Commissioner Bill Collins, first elected in 1996, became the city’s first black mayor in 2019 and was chosen to serve again in 2020. Prior to that, the gavel was wielded for five straight years by Commissioner Jamie Doss, who has been on the board since 1990.
Macon-Bibb County Mayor Lester Miller signed an Executive Order on COVID, according to the Macon Telegraph.
“While many people are doing their part by wearing a mask, not attending large gatherings, and practicing social distancing, I am seeing too many pictures of people and businesses ignoring the threat we face. We have to take action in order to avoid future, more severe health consequences,” Miller said in the release.
Sheriff David Davis said, for the most part, his deputies will continue doing what they have been when it comes to monitoring places where health precautions are not being followed.
“One of the problems that has been an issue is some of these special-event permits that have (been) approved. There winds up being a lot of people there in close proximity,” Davis said. “So that’s one of the things we will be looking at.”
“Because COVID-19 continues to be a menace to individuals everywhere, we support this action by Mayor Miller,” Davis said in the release. “Deputies will monitor locations – particularly bars, nightclubs, and other public events – where the potential for large gatherings exists. If necessary, citations will be issued for serious and repeated violations.”

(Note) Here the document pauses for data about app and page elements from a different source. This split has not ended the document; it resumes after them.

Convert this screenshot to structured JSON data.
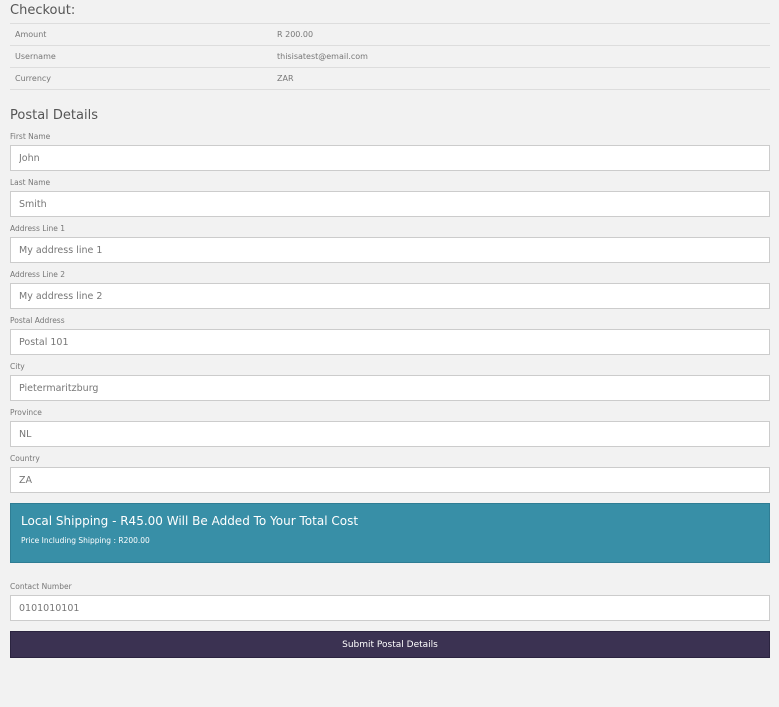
{
  "checkout": {
    "title": "Checkout:",
    "rows": [
      {
        "label": "Amount",
        "value": "R 200.00"
      },
      {
        "label": "Username",
        "value": "thisisatest@email.com"
      },
      {
        "label": "Currency",
        "value": "ZAR"
      }
    ]
  },
  "postal": {
    "title": "Postal Details",
    "fields": [
      {
        "label": "First Name",
        "value": "John",
        "placeholder": ""
      },
      {
        "label": "Last Name",
        "value": "Smith",
        "placeholder": ""
      },
      {
        "label": "Address Line 1",
        "value": "My address line 1",
        "placeholder": ""
      },
      {
        "label": "Address Line 2",
        "value": "My address line 2",
        "placeholder": ""
      },
      {
        "label": "Postal Address",
        "value": "Postal 101",
        "placeholder": ""
      },
      {
        "label": "City",
        "value": "Pietermaritzburg",
        "placeholder": ""
      },
      {
        "label": "Province",
        "value": "NL",
        "placeholder": ""
      },
      {
        "label": "Country",
        "value": "ZA",
        "placeholder": ""
      }
    ]
  },
  "shipping": {
    "title": "Local Shipping - R45.00 Will Be Added To Your Total Cost",
    "subtitle": "Price Including Shipping : R200.00",
    "color": "#388fa7"
  },
  "contact": {
    "label": "Contact Number",
    "value": "0101010101",
    "placeholder": ""
  },
  "submit": {
    "label": "Submit Postal Details",
    "color": "#3b3252"
  }
}
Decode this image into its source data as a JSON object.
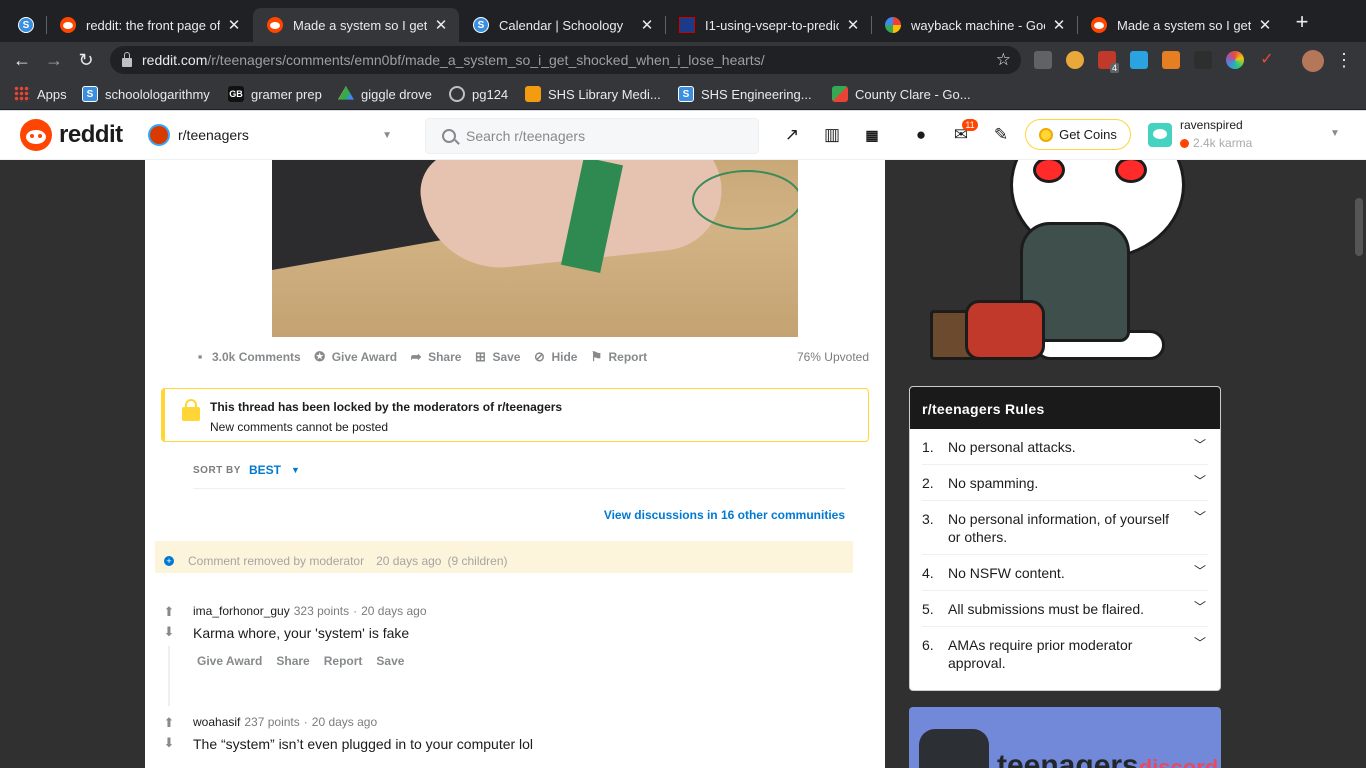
{
  "browser": {
    "tabs": [
      {
        "title": "",
        "icon": "schoology-icon",
        "active": false
      },
      {
        "title": "reddit: the front page of t",
        "icon": "reddit-icon",
        "active": false
      },
      {
        "title": "Made a system so I get s",
        "icon": "reddit-icon",
        "active": true
      },
      {
        "title": "Calendar | Schoology",
        "icon": "schoology-icon",
        "active": false
      },
      {
        "title": "I1-using-vsepr-to-predic",
        "icon": "university-shield-icon",
        "active": false
      },
      {
        "title": "wayback machine - Goog",
        "icon": "google-icon",
        "active": false
      },
      {
        "title": "Made a system so I get s",
        "icon": "reddit-icon",
        "active": false
      }
    ],
    "url_host": "reddit.com",
    "url_path": "/r/teenagers/comments/emn0bf/made_a_system_so_i_get_shocked_when_i_lose_hearts/",
    "extension_badge": "4",
    "bookmarks": [
      {
        "label": "Apps",
        "icon": "apps-grid-icon"
      },
      {
        "label": "schoolologarithmy",
        "icon": "schoology-icon"
      },
      {
        "label": "gramer prep",
        "icon": "gb-icon"
      },
      {
        "label": "giggle drove",
        "icon": "google-drive-icon"
      },
      {
        "label": "pg124",
        "icon": "globe-icon"
      },
      {
        "label": "SHS Library Medi...",
        "icon": "library-icon"
      },
      {
        "label": "SHS Engineering...",
        "icon": "schoology-icon"
      },
      {
        "label": "County Clare - Go...",
        "icon": "maps-icon"
      }
    ]
  },
  "reddit_header": {
    "logo_text": "reddit",
    "community": "r/teenagers",
    "search_placeholder": "Search r/teenagers",
    "mail_badge": "11",
    "coins_label": "Get Coins",
    "username": "ravenspired",
    "karma": "2.4k karma"
  },
  "post": {
    "actions": [
      {
        "label": "3.0k Comments",
        "icon": "comment-icon"
      },
      {
        "label": "Give Award",
        "icon": "award-icon"
      },
      {
        "label": "Share",
        "icon": "share-icon"
      },
      {
        "label": "Save",
        "icon": "save-icon"
      },
      {
        "label": "Hide",
        "icon": "hide-icon"
      },
      {
        "label": "Report",
        "icon": "report-flag-icon"
      }
    ],
    "upvoted": "76% Upvoted",
    "locked_title": "This thread has been locked by the moderators of r/teenagers",
    "locked_sub": "New comments cannot be posted",
    "sort_label": "SORT BY",
    "sort_value": "BEST",
    "other_discussions": "View discussions in 16 other communities"
  },
  "removed_comment": {
    "text": "Comment removed by moderator",
    "time": "20 days ago",
    "children": "(9 children)"
  },
  "comments": [
    {
      "author": "ima_forhonor_guy",
      "points": "323 points",
      "time": "20 days ago",
      "body": "Karma whore, your 'system' is fake",
      "actions": [
        "Give Award",
        "Share",
        "Report",
        "Save"
      ]
    },
    {
      "author": "woahasif",
      "points": "237 points",
      "time": "20 days ago",
      "body": "The “system” isn’t even plugged in to your computer lol"
    }
  ],
  "sidebar": {
    "rules_title": "r/teenagers Rules",
    "rules": [
      {
        "num": "1.",
        "text": "No personal attacks."
      },
      {
        "num": "2.",
        "text": "No spamming."
      },
      {
        "num": "3.",
        "text": "No personal information, of yourself or others."
      },
      {
        "num": "4.",
        "text": "No NSFW content."
      },
      {
        "num": "5.",
        "text": "All submissions must be flaired."
      },
      {
        "num": "6.",
        "text": "AMAs require prior moderator approval."
      }
    ],
    "discord_text": "teenagers",
    "discord_small": "discord"
  },
  "colors": {
    "reddit_orange": "#ff4500",
    "link_blue": "#0079d3",
    "lock_yellow": "#ffd635",
    "dark_bg": "#303030"
  }
}
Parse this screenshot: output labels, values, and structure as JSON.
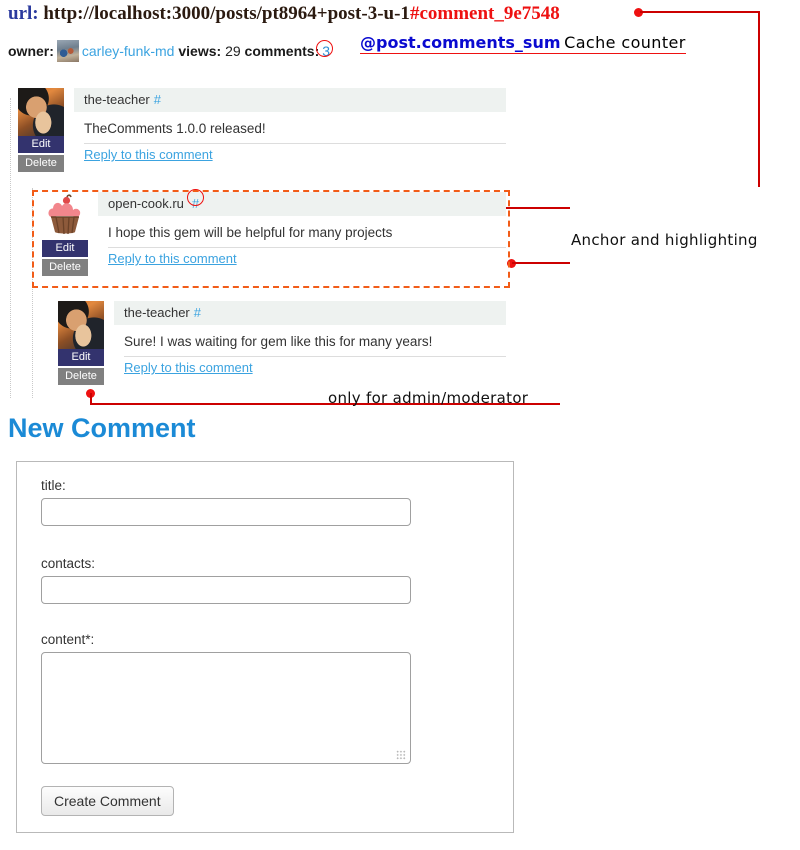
{
  "url_line": {
    "label": "url:",
    "base": "http://localhost:3000/posts/pt8964+post-3-u-1",
    "fragment": "#comment_9e7548"
  },
  "meta": {
    "owner_label": "owner:",
    "owner_name": "carley-funk-md",
    "views_label": "views:",
    "views_value": "29",
    "comments_label": "comments:",
    "comments_value": "3"
  },
  "annotations": {
    "cache_code": "@post.comments_sum",
    "cache_note": "Cache counter",
    "anchor_note": "Anchor and highlighting",
    "admin_note": "only for admin/moderator"
  },
  "comments": [
    {
      "author": "the-teacher",
      "anchor": "#",
      "text": "TheComments 1.0.0 released!",
      "reply_label": "Reply to this comment",
      "edit_label": "Edit",
      "delete_label": "Delete",
      "avatar": "avatar-teacher-photo"
    },
    {
      "author": "open-cook.ru",
      "anchor": "#",
      "text": "I hope this gem will be helpful for many projects",
      "reply_label": "Reply to this comment",
      "edit_label": "Edit",
      "delete_label": "Delete",
      "avatar": "avatar-cupcake-logo"
    },
    {
      "author": "the-teacher",
      "anchor": "#",
      "text": "Sure! I was waiting for gem like this  for many years!",
      "reply_label": "Reply to this comment",
      "edit_label": "Edit",
      "delete_label": "Delete",
      "avatar": "avatar-teacher-photo"
    }
  ],
  "form": {
    "heading": "New Comment",
    "title_label": "title:",
    "title_value": "",
    "contacts_label": "contacts:",
    "contacts_value": "",
    "content_label": "content*:",
    "content_value": "",
    "submit_label": "Create Comment"
  },
  "colors": {
    "link": "#3ba3e0",
    "heading": "#1b8ad6",
    "annotation": "#ee1111",
    "highlight_border": "#f25c18",
    "edit_button": "#33336e",
    "delete_button": "#808080",
    "comment_header_bg": "#eef2f0"
  }
}
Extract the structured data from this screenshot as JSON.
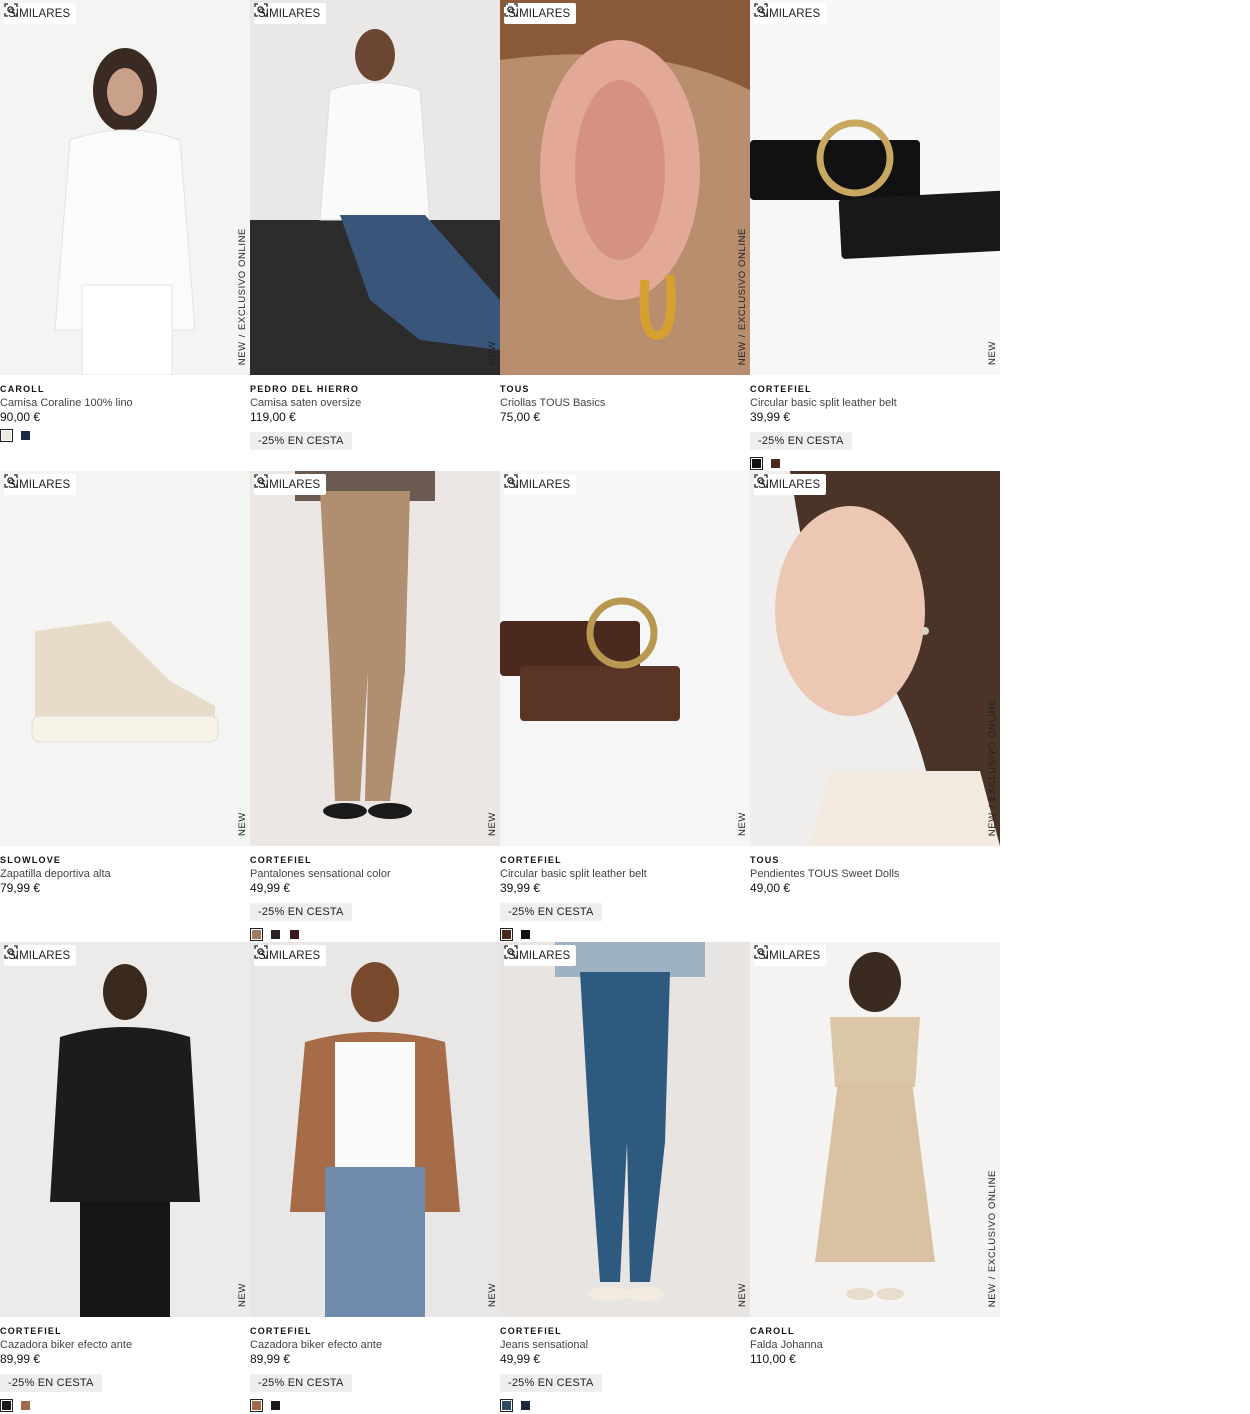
{
  "similar_label": "SIMILARES",
  "products": [
    {
      "brand": "CAROLL",
      "name": "Camisa Coraline 100% lino",
      "price": "90,00 €",
      "promo": "",
      "badge": "NEW",
      "badge2": "EXCLUSIVO ONLINE",
      "swatches": [
        "#efe9df",
        "#1c2a4a"
      ],
      "image": "white-linen-shirt-photo"
    },
    {
      "brand": "PEDRO DEL HIERRO",
      "name": "Camisa saten oversize",
      "price": "119,00 €",
      "promo": "-25% EN CESTA",
      "badge": "NEW",
      "badge2": "",
      "swatches": [],
      "image": "white-satin-shirt-photo"
    },
    {
      "brand": "TOUS",
      "name": "Criollas TOUS Basics",
      "price": "75,00 €",
      "promo": "",
      "badge": "NEW",
      "badge2": "EXCLUSIVO ONLINE",
      "swatches": [],
      "image": "gold-hoop-earring-photo"
    },
    {
      "brand": "CORTEFIEL",
      "name": "Circular basic split leather belt",
      "price": "39,99 €",
      "promo": "-25% EN CESTA",
      "badge": "NEW",
      "badge2": "",
      "swatches": [
        "#111111",
        "#4a2a1e"
      ],
      "image": "black-belt-photo"
    },
    {
      "brand": "SLOWLOVE",
      "name": "Zapatilla deportiva alta",
      "price": "79,99 €",
      "promo": "",
      "badge": "NEW",
      "badge2": "",
      "swatches": [],
      "image": "beige-hightop-sneaker-photo"
    },
    {
      "brand": "CORTEFIEL",
      "name": "Pantalones sensational color",
      "price": "49,99 €",
      "promo": "-25% EN CESTA",
      "badge": "NEW",
      "badge2": "",
      "swatches": [
        "#9e7c63",
        "#2b2320",
        "#3a1a1a"
      ],
      "image": "camel-trousers-photo"
    },
    {
      "brand": "CORTEFIEL",
      "name": "Circular basic split leather belt",
      "price": "39,99 €",
      "promo": "-25% EN CESTA",
      "badge": "NEW",
      "badge2": "",
      "swatches": [
        "#4a2a1e",
        "#111111"
      ],
      "image": "brown-belt-photo"
    },
    {
      "brand": "TOUS",
      "name": "Pendientes TOUS Sweet Dolls",
      "price": "49,00 €",
      "promo": "",
      "badge": "NEW",
      "badge2": "EXCLUSIVO ONLINE",
      "swatches": [],
      "image": "stud-earring-photo"
    },
    {
      "brand": "CORTEFIEL",
      "name": "Cazadora biker efecto ante",
      "price": "89,99 €",
      "promo": "-25% EN CESTA",
      "badge": "NEW",
      "badge2": "",
      "swatches": [
        "#1a1a1a",
        "#a0694a"
      ],
      "image": "black-biker-jacket-photo"
    },
    {
      "brand": "CORTEFIEL",
      "name": "Cazadora biker efecto ante",
      "price": "89,99 €",
      "promo": "-25% EN CESTA",
      "badge": "NEW",
      "badge2": "",
      "swatches": [
        "#a0694a",
        "#1a1a1a"
      ],
      "image": "tan-biker-jacket-photo"
    },
    {
      "brand": "CORTEFIEL",
      "name": "Jeans sensational",
      "price": "49,99 €",
      "promo": "-25% EN CESTA",
      "badge": "NEW",
      "badge2": "",
      "swatches": [
        "#2a4a66",
        "#1a2a3a"
      ],
      "image": "blue-jeans-photo"
    },
    {
      "brand": "CAROLL",
      "name": "Falda Johanna",
      "price": "110,00 €",
      "promo": "",
      "badge": "NEW",
      "badge2": "EXCLUSIVO ONLINE",
      "swatches": [],
      "image": "beige-skirt-set-photo"
    }
  ]
}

The Golden Isles Chamber of Commerce will host a “Unity Breakfast” for local officials, according to The Brunswick News.
Representatives from the Glynn County Commission, Brunswick City Commission and Brunswick-Glynn County Joint Water and Sewer Commissioner are scheduled to meet at 9 a.m. Tuesday at the Brunswick Glynn County Library to discuss future collaboration.
“The chamber is putting this on, of course, but it’s just to look forward to what we want to do in the future, what we can do and moving forward to the betterment of Glynn County,” said county commission chairman Wayne Neal.
The Hall County Board of Elections rejected 63 out of nearly 300 provisional runoff ballots, according to the Gainesville Times.
The Hall County Election Board voted Friday, Jan. 8, to reject 63 provisional ballots in the Jan. 5 U.S. Senate runoffs on several grounds, including 40 that were from voters registered in another county.
Voters cast provisional ballots if they are unable to provide photo identification when voting in person or their name is not listed as registered in that precinct when they go to vote.
The board did approve 235 other provisional ballots, including 109 that had been flagged in Dec. 23 voting challenges.
Overall, 78,733 ballots were cast in the runoffs, or 60% of the county’s 131,260 registered voters, according to Hall County’s election website.
Debbie Rauers, a Republican, has resigned from the Chatham County Board of Elections, according to the Savannah Morning News.
Rauers’ term was set to expire in 2022, and the Chatham County Republican Party will be responsible for appointing a replacement to serve the remainder of her term.
Chatham County Commissioners will consider levying a fire service fee to property tax bills for unicorporated portions of the county, according to the Savannah Morning News.
Nearly one-third of properties served by Chatham Fire in unincorporated Chatham County aren’t opting in to the subscription for fire services. That lack of subscribers has not only created budget shortfalls for the department, it also puts property owners at risk for higher insurance premiums.
Chatham Fire covers 34,576 properties in unincorporated Chatham County, but after the department switched billing software, they discovered that nearly 10,000 of those properties weren’t subscribing.
“Herein lies the crux, if those other 10,000 properties were made to pay, it would make up a shortfall in our fire budget, that would make the fire operations self-sustaining,” said Chuck Kearns, CEO of Chatham Emergency Services, which serves as an umbrella for Chatham Fire and Chatham EMS.